Each poster begins with something as simple as one image or phrase, we talk about color palette, layout, size and typography. Caleb then begins to illustrate, the line drawing then is transferred to linoleum or wood blocks (one block for each color that needs to be printed). These are then hand carved, sometimes by Caleb sometimes by Christie depending on the "style" we're feeling.....Caleb(clean and precise), Christie(folksy).....this is typically the most labor intensive part of our work....one block can take hours to complete. Once all blocks are carved we then go to the type cases and pick out the type, we use almost all antique wood type, but sometimes use vintage lead type also.....all painstakingly handset....( no plastic plates allowed). We hand mix all our inks, pretty organically, we do have a Pan-tone guide, but we don't measure, use percentages, or do any kind of math when mixing......we want to have fun with the process.....ok..ready to go to press, we pretty much use a vintage Vandercook , and hand crank that baby once for each color....so if we print 250 posters and it has 7 colors.....well, yes, that is 1750 cranks....thank goodness it has to dry between each layer, but it can be physical......Once it drys, we set up fun little "style" shots using some of our quirky collections and list them in our shop.....*poof* it's letterpress y'all.

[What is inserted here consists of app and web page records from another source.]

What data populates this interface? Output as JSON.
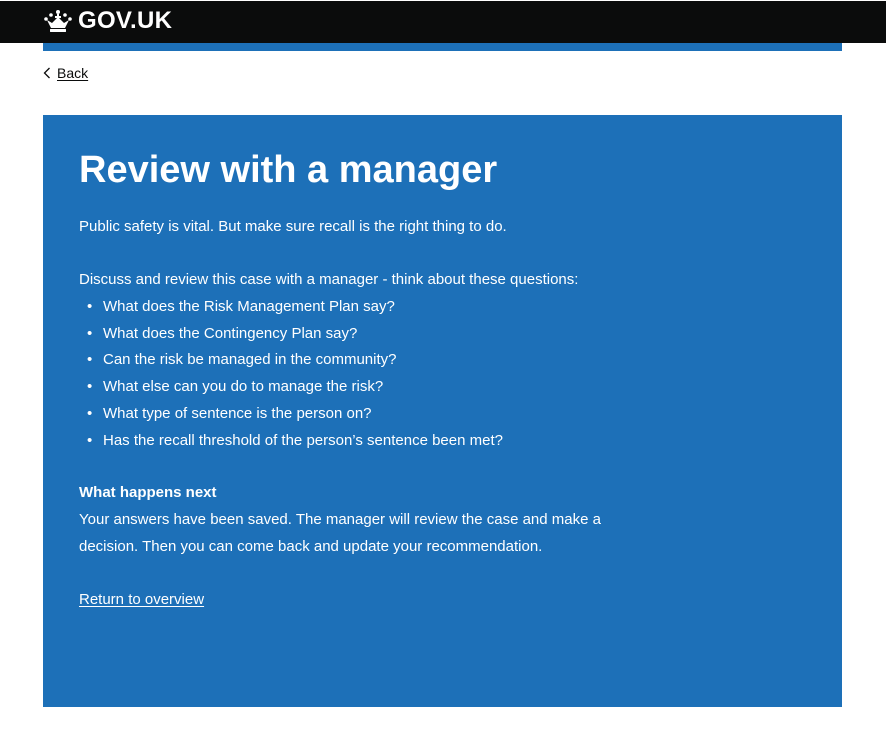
{
  "header": {
    "logo_text": "GOV.UK"
  },
  "nav": {
    "back_label": "Back"
  },
  "panel": {
    "title": "Review with a manager",
    "intro": "Public safety is vital. But make sure recall is the right thing to do.",
    "discuss": "Discuss and review this case with a manager - think about these questions:",
    "questions": [
      "What does the Risk Management Plan say?",
      "What does the Contingency Plan say?",
      "Can the risk be managed in the community?",
      "What else can you do to manage the risk?",
      "What type of sentence is the person on?",
      "Has the recall threshold of the person’s sentence been met?"
    ],
    "next_heading": "What happens next",
    "next_body": "Your answers have been saved. The manager will review the case and make a decision. Then you can come back and update your recommendation.",
    "return_link": "Return to overview"
  },
  "colors": {
    "header_bg": "#0b0c0c",
    "panel_bg": "#1d70b8",
    "text_on_panel": "#ffffff"
  },
  "icons": {
    "logo": "crown-icon",
    "back": "chevron-left-icon"
  }
}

The press we are currently printing on is not where we started......we drove 20 hours into the middle of Kansas to get our first press, way before we even knew what to do, because we wanted to be "letterpress printers".....it is not that easy, we soon realized, with the help of a true "old-timer" , many painstaking hours of learning how to hand set type, a whole new letterpress "vocabulary" , many long hours hand cranking an old press and a little luck, we were able to get this new life up and running we never did use that first old chunk of cast iron we hauled back.....but it set all this in motion, so it still is meaningful.......( we will send pics of the presses we use). Why letterpress????......in the beginning we wanted to try something new.....the methods we use,( ie: traditional ones) can be challenging.......so much art these days is produced on a computer ( which is fine), that is rewarding to actually get your hands dirty, take your time and use tools that are 100 years old......in the shop where our friend and mentor taught us, there was a poster that he printed that said......."souls dwell in printers type".....we think that that is certainly true.